A facelift– it can look incredible or not so good. We’ve all seen celebrities with bad facelifts in the media, but what if it’s you that’s had a bad experience? As you can imagine, it can be emotionally devastating I mean, it’s your face and it’s hard to hide! Maybe the facelift didn’t last as long as you thought, or maybe it was never what you planned on at all.
Dr. Sam Hamra in Dallas, Texas, is a board certified plastic surgeon and specializes is revision facelifts. He even wrote a book about it, called, “The Facelift Letdown”. It’s about the disappointment people feel when their facelift didn’t go as expected.
This is what exactly what happened to Gail when she got her first facelift 15 years ago. We caught up with Gail at Dr. Hamra’s office when she came in for a follow-up on her revision facelift. “The first facelift looked really good for a short time and then it went downhill quickly. Everything had fallen. I looked sour and I looked angry and mad when I really wasn’t,” says Gail. She knows first-hand about the “facelift letdown”. “You just think, how did this happen? The time, the expense, the emotional investment. It was very hard.”
Gail began researching facelifts on line and eventually found herself at Dr. Hamra’s office hoping he could help. Dr. Hamra performed her revision facelift seven years ago and so far, she’s still loving the results.
Know the Buzz Words
“The key is the obligation of the patient. It’s your face and you need to know why you don’t look so good and do your research, says Hamra. Know the buzzwords: pixie ear, hollowed eye, and lateral pull. Once a patient knows what they have, they can interview different surgeons and say, ‘can you fix my pixie ear, my lateral sweep and my hollow eye’? The surgeon will then know they are an informed patient.”
Dr. Hamra was the first plastic surgeon to document the tell-tale signs of a bad facelift:
- The lateral pull to the side, or the “wind-swept” look.
- The distorted ear that’s pulled down, otherwise known as the “pixie ear”.
- The hollowed eye where too much fat was removed.
Traditional vs. Composite Facelift
These results are sometimes due to a traditional facelift approach of pulling laterally.
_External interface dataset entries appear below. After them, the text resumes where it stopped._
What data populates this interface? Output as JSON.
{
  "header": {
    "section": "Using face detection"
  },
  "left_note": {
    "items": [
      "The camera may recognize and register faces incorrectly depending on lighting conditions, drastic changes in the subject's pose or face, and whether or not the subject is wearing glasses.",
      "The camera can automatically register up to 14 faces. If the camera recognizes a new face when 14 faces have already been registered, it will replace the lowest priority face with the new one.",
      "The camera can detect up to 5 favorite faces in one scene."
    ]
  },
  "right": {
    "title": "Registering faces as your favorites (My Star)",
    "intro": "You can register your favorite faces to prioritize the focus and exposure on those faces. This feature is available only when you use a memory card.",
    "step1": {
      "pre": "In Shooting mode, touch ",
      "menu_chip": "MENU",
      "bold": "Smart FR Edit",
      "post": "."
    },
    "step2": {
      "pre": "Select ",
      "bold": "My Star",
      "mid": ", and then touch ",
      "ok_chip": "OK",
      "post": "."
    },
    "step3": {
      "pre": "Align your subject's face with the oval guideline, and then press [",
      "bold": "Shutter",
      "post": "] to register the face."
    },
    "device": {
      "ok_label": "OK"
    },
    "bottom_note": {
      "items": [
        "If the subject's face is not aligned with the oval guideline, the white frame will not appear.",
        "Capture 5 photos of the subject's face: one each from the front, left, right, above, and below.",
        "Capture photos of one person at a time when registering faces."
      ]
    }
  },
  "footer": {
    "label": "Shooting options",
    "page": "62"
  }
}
Dr. Hamra’s approach is called the composite facelift which pulls up, repositioning the entire face. In addition to pulling the face up, the composite facelift also addresses the elements underneath your features – the cheek fat and the lower eyelid muscle are lifted with the skin. “While the cheek fat is preserved and moved up, the excess fat along the jawline giving the ‘jowl’ appearance must be removed,” states Hamra.
With this ground-breaking approach, Hamra says he can reverse the facelift stigma and give patients a natural look. “I was at a party recently and someone said, ‘you have the most beautiful skin’, of course that always make you feel good. And of course I have a little secret as to why it looks good,” laughs Gail. She’s a business professional and wants to stay looking as young as possible to stay relevant in her work. She no longer has “facelift letdown” and no tell-tale signs of a bad face lift.